WHAT YOU ARE ASKED TO DO =>
Reproduce all of the entries character for character, while leaving out any pictures they contain.

══ DATA FOR THIS EXERCISE

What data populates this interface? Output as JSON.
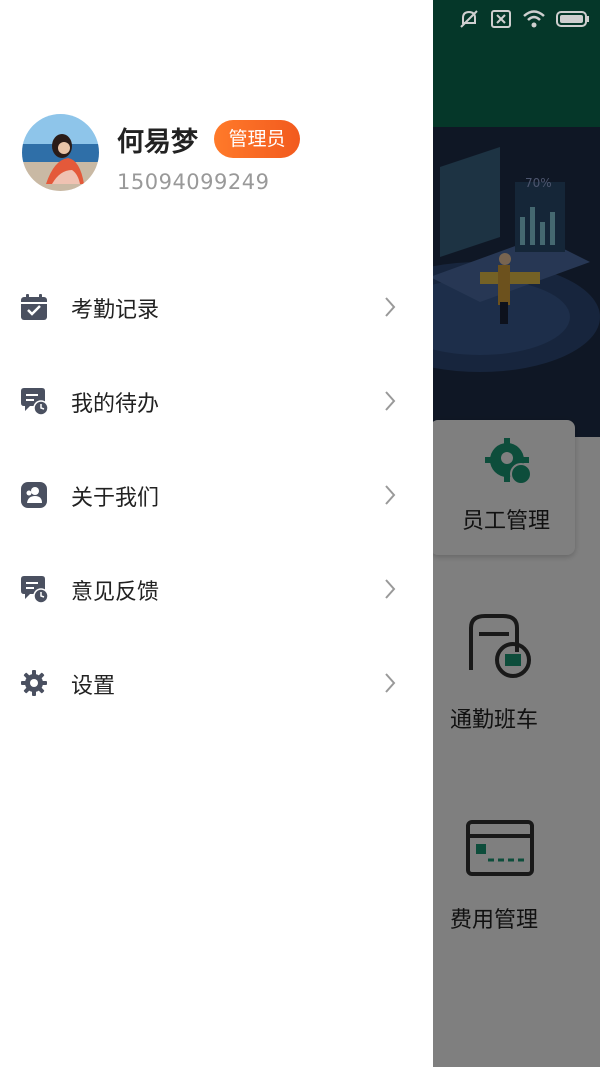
{
  "background_app": {
    "tiles": [
      {
        "label": "员工管理",
        "icon": "gear-user-icon"
      },
      {
        "label": "通勤班车",
        "icon": "bus-icon"
      },
      {
        "label": "费用管理",
        "icon": "card-icon"
      }
    ],
    "banner_text": "70%"
  },
  "status_bar": {
    "icons": [
      "mute-icon",
      "no-sim-icon",
      "wifi-icon",
      "battery-icon"
    ]
  },
  "user": {
    "name": "何易梦",
    "role": "管理员",
    "phone": "15094099249"
  },
  "menu": [
    {
      "label": "考勤记录",
      "icon": "calendar-check-icon"
    },
    {
      "label": "我的待办",
      "icon": "todo-clock-icon"
    },
    {
      "label": "关于我们",
      "icon": "about-users-icon"
    },
    {
      "label": "意见反馈",
      "icon": "feedback-clock-icon"
    },
    {
      "label": "设置",
      "icon": "gear-icon"
    }
  ],
  "colors": {
    "badge": "#f26a25",
    "icon": "#4a5060",
    "brand": "#0b6e53"
  }
}
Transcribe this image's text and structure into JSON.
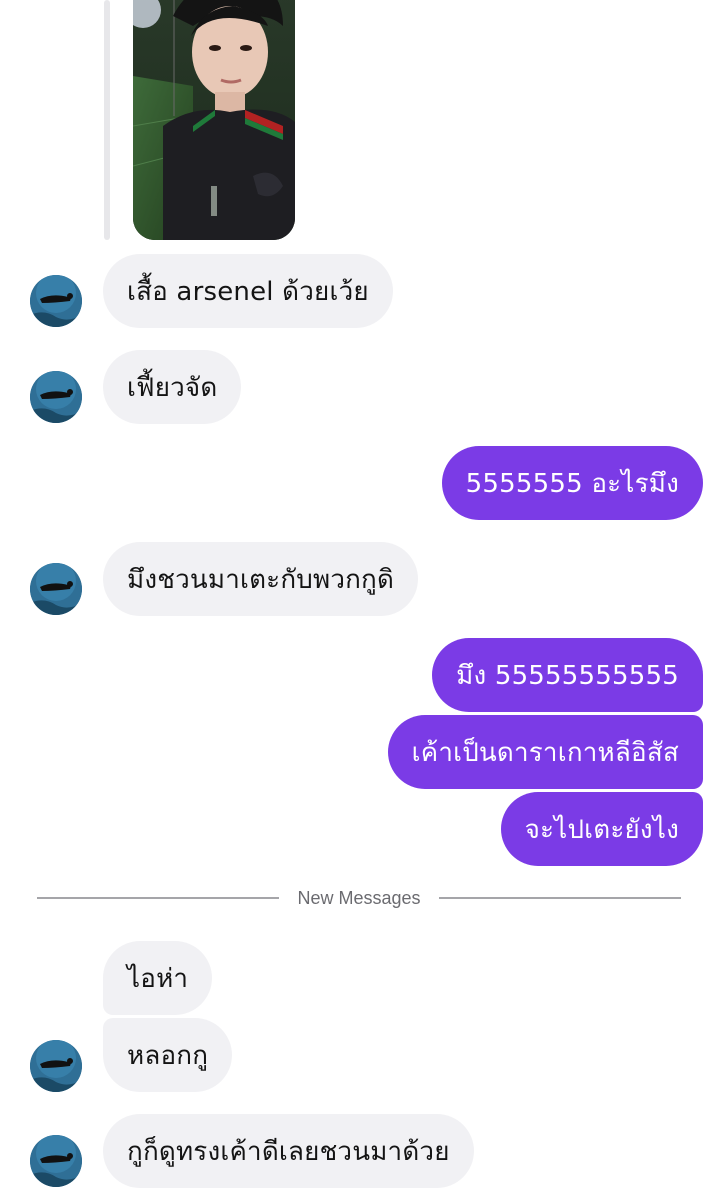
{
  "messages": {
    "m1": "เสื้อ arsenel ด้วยเว้ย",
    "m2": "เฟี้ยวจัด",
    "m3": "5555555 อะไรมึง",
    "m4": "มึงชวนมาเตะกับพวกกูดิ",
    "m5": "มึง 55555555555",
    "m6": "เค้าเป็นดาราเกาหลีอิสัส",
    "m7": "จะไปเตะยังไง",
    "m8": "ไอห่า",
    "m9": "หลอกกู",
    "m10": "กูก็ดูทรงเค้าดีเลยชวนมาด้วย"
  },
  "divider": {
    "label": "New Messages"
  },
  "colors": {
    "outgoing_bubble": "#7b3be6",
    "incoming_bubble": "#f1f1f4"
  },
  "icons": {
    "avatar": "diver-underwater-avatar-icon"
  }
}
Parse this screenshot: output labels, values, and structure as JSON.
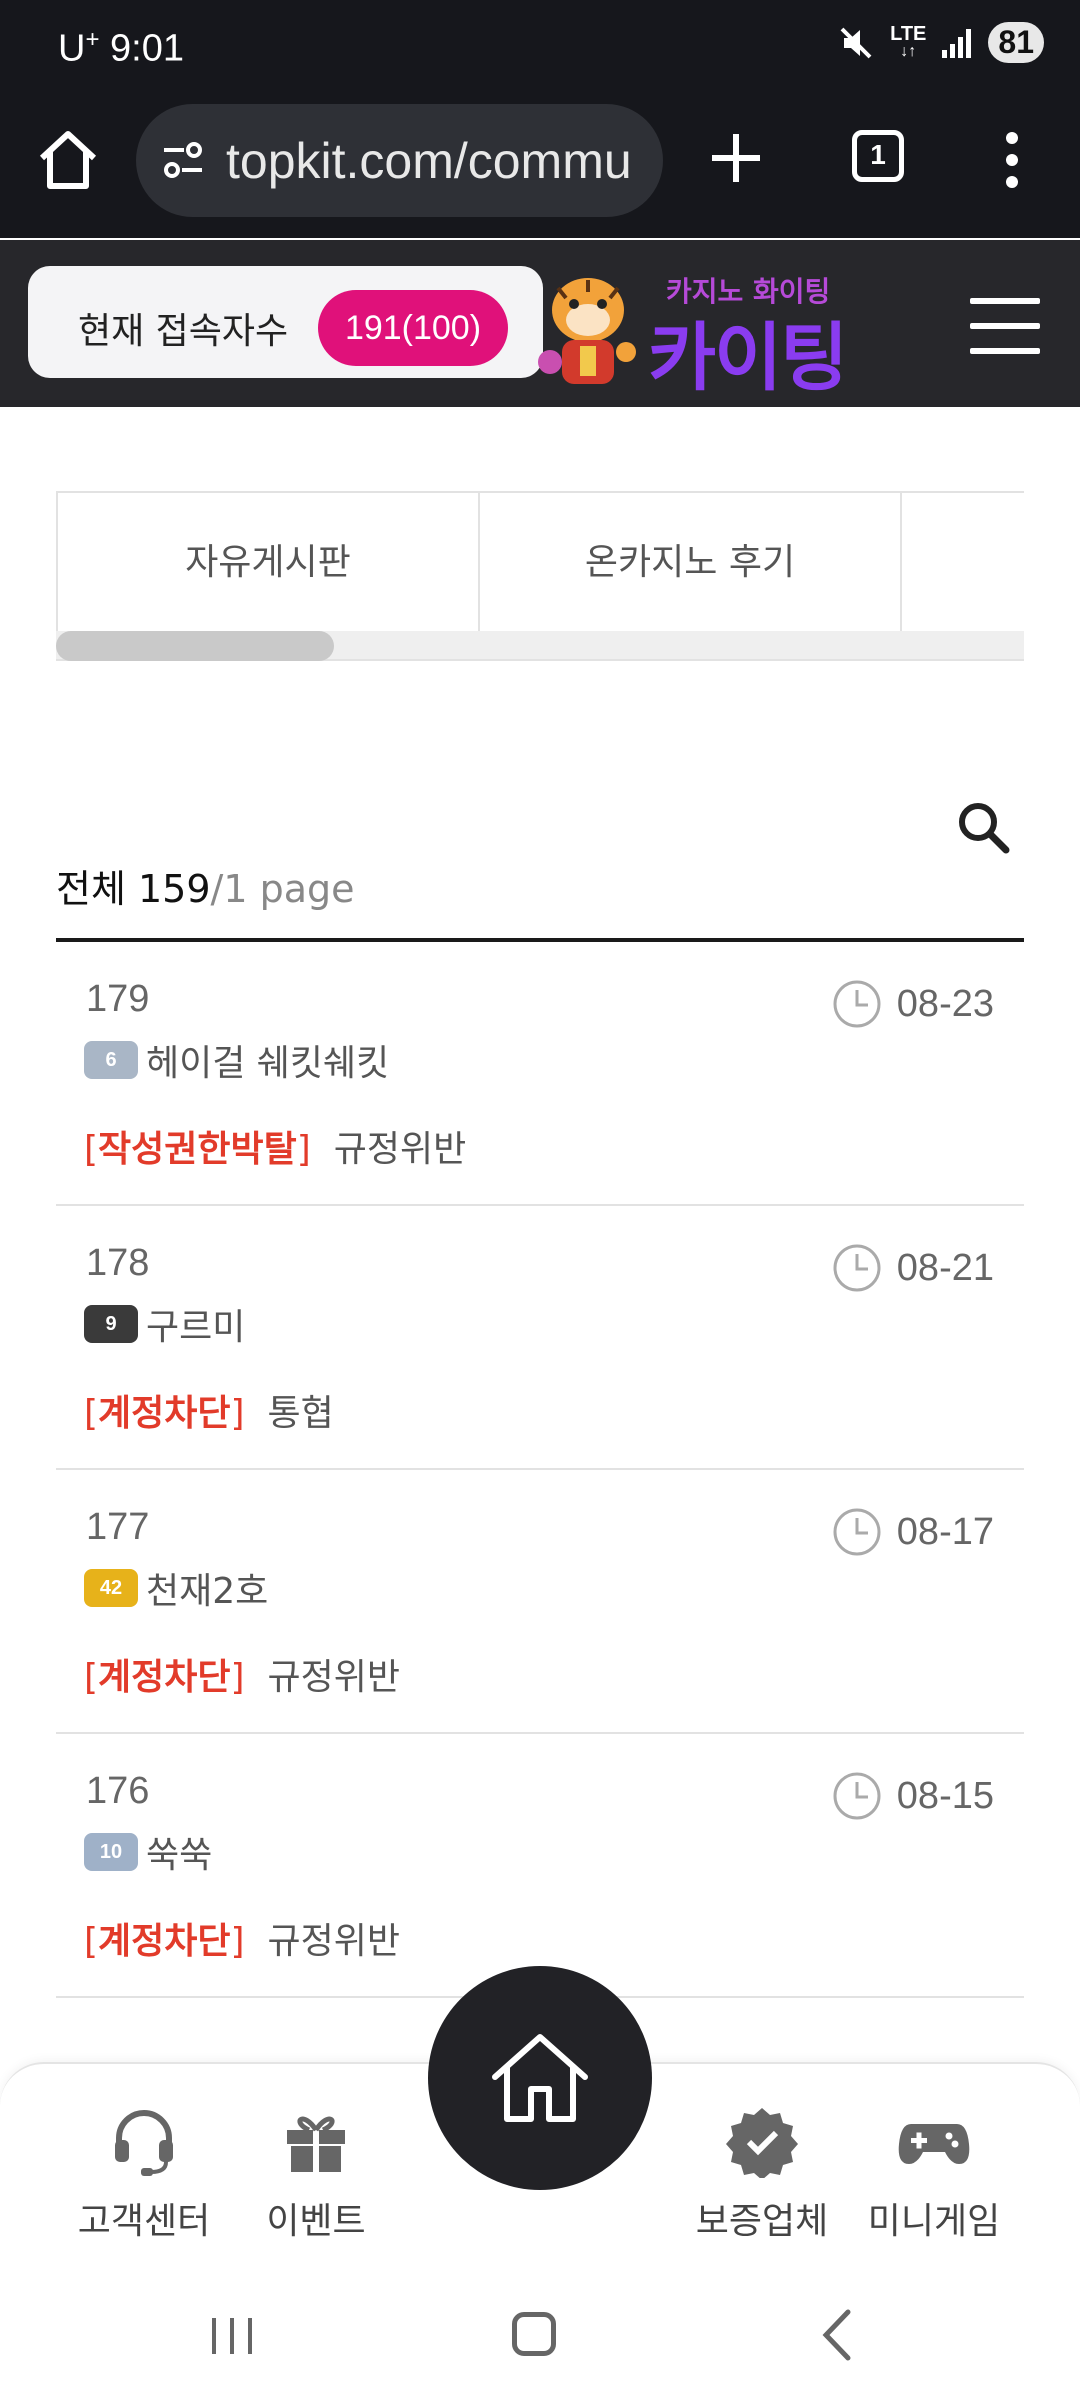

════

RESULT =>
What data populates this interface? Output as JSON.
{
  "background_app": {
    "tiles": [
      {
        "label": "员工管理",
        "icon": "gear-user-icon"
      },
      {
        "label": "通勤班车",
        "icon": "bus-icon"
      },
      {
        "label": "费用管理",
        "icon": "card-icon"
      }
    ],
    "banner_text": "70%"
  },
  "status_bar": {
    "icons": [
      "mute-icon",
      "no-sim-icon",
      "wifi-icon",
      "battery-icon"
    ]
  },
  "user": {
    "name": "何易梦",
    "role": "管理员",
    "phone": "15094099249"
  },
  "menu": [
    {
      "label": "考勤记录",
      "icon": "calendar-check-icon"
    },
    {
      "label": "我的待办",
      "icon": "todo-clock-icon"
    },
    {
      "label": "关于我们",
      "icon": "about-users-icon"
    },
    {
      "label": "意见反馈",
      "icon": "feedback-clock-icon"
    },
    {
      "label": "设置",
      "icon": "gear-icon"
    }
  ],
  "colors": {
    "badge": "#f26a25",
    "icon": "#4a5060",
    "brand": "#0b6e53"
  }
}
Transcribe this image's text and structure into JSON.
{
  "messages": {
    "m1": "เสื้อ arsenel ด้วยเว้ย",
    "m2": "เฟี้ยวจัด",
    "m3": "5555555 อะไรมึง",
    "m4": "มึงชวนมาเตะกับพวกกูดิ",
    "m5": "มึง 55555555555",
    "m6": "เค้าเป็นดาราเกาหลีอิสัส",
    "m7": "จะไปเตะยังไง",
    "m8": "ไอห่า",
    "m9": "หลอกกู",
    "m10": "กูก็ดูทรงเค้าดีเลยชวนมาด้วย"
  },
  "divider": {
    "label": "New Messages"
  },
  "colors": {
    "outgoing_bubble": "#7b3be6",
    "incoming_bubble": "#f1f1f4"
  },
  "icons": {
    "avatar": "diver-underwater-avatar-icon"
  }
}
Parse this screenshot: output labels, values, and structure as JSON.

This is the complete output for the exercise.